• Data for review:
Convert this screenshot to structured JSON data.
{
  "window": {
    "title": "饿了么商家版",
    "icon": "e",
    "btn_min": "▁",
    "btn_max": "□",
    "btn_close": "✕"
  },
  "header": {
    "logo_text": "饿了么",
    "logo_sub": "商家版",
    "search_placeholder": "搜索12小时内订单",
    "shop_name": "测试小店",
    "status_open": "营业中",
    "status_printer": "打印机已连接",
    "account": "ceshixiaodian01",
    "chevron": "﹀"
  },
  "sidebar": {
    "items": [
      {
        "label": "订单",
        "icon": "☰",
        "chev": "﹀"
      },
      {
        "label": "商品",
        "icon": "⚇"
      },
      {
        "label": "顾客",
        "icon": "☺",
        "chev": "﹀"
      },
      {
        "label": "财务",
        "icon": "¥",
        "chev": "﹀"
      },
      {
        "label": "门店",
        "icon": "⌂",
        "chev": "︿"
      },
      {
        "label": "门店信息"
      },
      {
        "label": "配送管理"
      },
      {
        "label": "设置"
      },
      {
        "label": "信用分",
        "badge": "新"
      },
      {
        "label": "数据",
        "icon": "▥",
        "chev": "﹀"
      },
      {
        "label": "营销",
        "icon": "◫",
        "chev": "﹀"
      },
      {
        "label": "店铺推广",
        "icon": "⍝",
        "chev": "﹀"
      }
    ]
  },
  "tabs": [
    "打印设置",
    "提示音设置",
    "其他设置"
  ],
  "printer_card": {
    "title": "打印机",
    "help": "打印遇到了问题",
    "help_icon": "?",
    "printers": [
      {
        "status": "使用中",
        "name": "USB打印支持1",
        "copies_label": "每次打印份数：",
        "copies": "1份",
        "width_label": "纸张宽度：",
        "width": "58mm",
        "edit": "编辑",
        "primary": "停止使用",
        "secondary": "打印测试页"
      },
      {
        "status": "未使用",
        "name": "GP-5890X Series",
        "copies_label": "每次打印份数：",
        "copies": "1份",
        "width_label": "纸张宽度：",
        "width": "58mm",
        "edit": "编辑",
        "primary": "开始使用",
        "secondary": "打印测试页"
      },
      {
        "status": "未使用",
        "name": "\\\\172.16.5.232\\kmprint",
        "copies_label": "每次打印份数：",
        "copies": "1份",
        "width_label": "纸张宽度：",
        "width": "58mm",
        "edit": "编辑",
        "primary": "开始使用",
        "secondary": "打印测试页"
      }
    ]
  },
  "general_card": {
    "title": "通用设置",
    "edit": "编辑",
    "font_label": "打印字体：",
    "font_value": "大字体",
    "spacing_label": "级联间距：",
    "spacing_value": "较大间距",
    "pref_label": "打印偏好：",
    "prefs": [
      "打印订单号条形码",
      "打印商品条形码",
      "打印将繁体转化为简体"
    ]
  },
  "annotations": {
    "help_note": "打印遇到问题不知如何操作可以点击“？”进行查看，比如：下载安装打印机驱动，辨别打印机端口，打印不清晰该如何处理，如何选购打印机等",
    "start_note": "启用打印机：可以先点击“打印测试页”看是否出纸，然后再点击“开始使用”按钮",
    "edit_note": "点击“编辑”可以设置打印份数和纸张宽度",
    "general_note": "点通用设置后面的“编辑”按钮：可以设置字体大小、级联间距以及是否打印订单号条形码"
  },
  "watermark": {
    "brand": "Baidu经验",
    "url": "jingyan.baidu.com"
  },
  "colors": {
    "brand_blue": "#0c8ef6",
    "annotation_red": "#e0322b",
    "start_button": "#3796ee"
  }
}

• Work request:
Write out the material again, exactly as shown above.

• Answer to this problem:
Convert this screenshot to structured JSON data.
{
  "window": {
    "title": "饿了么商家版",
    "icon": "e",
    "btn_min": "▁",
    "btn_max": "□",
    "btn_close": "✕"
  },
  "header": {
    "logo_text": "饿了么",
    "logo_sub": "商家版",
    "search_placeholder": "搜索12小时内订单",
    "shop_name": "测试小店",
    "status_open": "营业中",
    "status_printer": "打印机已连接",
    "account": "ceshixiaodian01",
    "chevron": "﹀"
  },
  "sidebar": {
    "items": [
      {
        "label": "订单",
        "icon": "☰",
        "chev": "﹀"
      },
      {
        "label": "商品",
        "icon": "⚇"
      },
      {
        "label": "顾客",
        "icon": "☺",
        "chev": "﹀"
      },
      {
        "label": "财务",
        "icon": "¥",
        "chev": "﹀"
      },
      {
        "label": "门店",
        "icon": "⌂",
        "chev": "︿"
      },
      {
        "label": "门店信息"
      },
      {
        "label": "配送管理"
      },
      {
        "label": "设置"
      },
      {
        "label": "信用分",
        "badge": "新"
      },
      {
        "label": "数据",
        "icon": "▥",
        "chev": "﹀"
      },
      {
        "label": "营销",
        "icon": "◫",
        "chev": "﹀"
      },
      {
        "label": "店铺推广",
        "icon": "⍝",
        "chev": "﹀"
      }
    ]
  },
  "tabs": [
    "打印设置",
    "提示音设置",
    "其他设置"
  ],
  "printer_card": {
    "title": "打印机",
    "help": "打印遇到了问题",
    "help_icon": "?",
    "printers": [
      {
        "status": "使用中",
        "name": "USB打印支持1",
        "copies_label": "每次打印份数：",
        "copies": "1份",
        "width_label": "纸张宽度：",
        "width": "58mm",
        "edit": "编辑",
        "primary": "停止使用",
        "secondary": "打印测试页"
      },
      {
        "status": "未使用",
        "name": "GP-5890X Series",
        "copies_label": "每次打印份数：",
        "copies": "1份",
        "width_label": "纸张宽度：",
        "width": "58mm",
        "edit": "编辑",
        "primary": "开始使用",
        "secondary": "打印测试页"
      },
      {
        "status": "未使用",
        "name": "\\\\172.16.5.232\\kmprint",
        "copies_label": "每次打印份数：",
        "copies": "1份",
        "width_label": "纸张宽度：",
        "width": "58mm",
        "edit": "编辑",
        "primary": "开始使用",
        "secondary": "打印测试页"
      }
    ]
  },
  "general_card": {
    "title": "通用设置",
    "edit": "编辑",
    "font_label": "打印字体：",
    "font_value": "大字体",
    "spacing_label": "级联间距：",
    "spacing_value": "较大间距",
    "pref_label": "打印偏好：",
    "prefs": [
      "打印订单号条形码",
      "打印商品条形码",
      "打印将繁体转化为简体"
    ]
  },
  "annotations": {
    "help_note": "打印遇到问题不知如何操作可以点击“？”进行查看，比如：下载安装打印机驱动，辨别打印机端口，打印不清晰该如何处理，如何选购打印机等",
    "start_note": "启用打印机：可以先点击“打印测试页”看是否出纸，然后再点击“开始使用”按钮",
    "edit_note": "点击“编辑”可以设置打印份数和纸张宽度",
    "general_note": "点通用设置后面的“编辑”按钮：可以设置字体大小、级联间距以及是否打印订单号条形码"
  },
  "watermark": {
    "brand": "Baidu经验",
    "url": "jingyan.baidu.com"
  },
  "colors": {
    "brand_blue": "#0c8ef6",
    "annotation_red": "#e0322b",
    "start_button": "#3796ee"
  }
}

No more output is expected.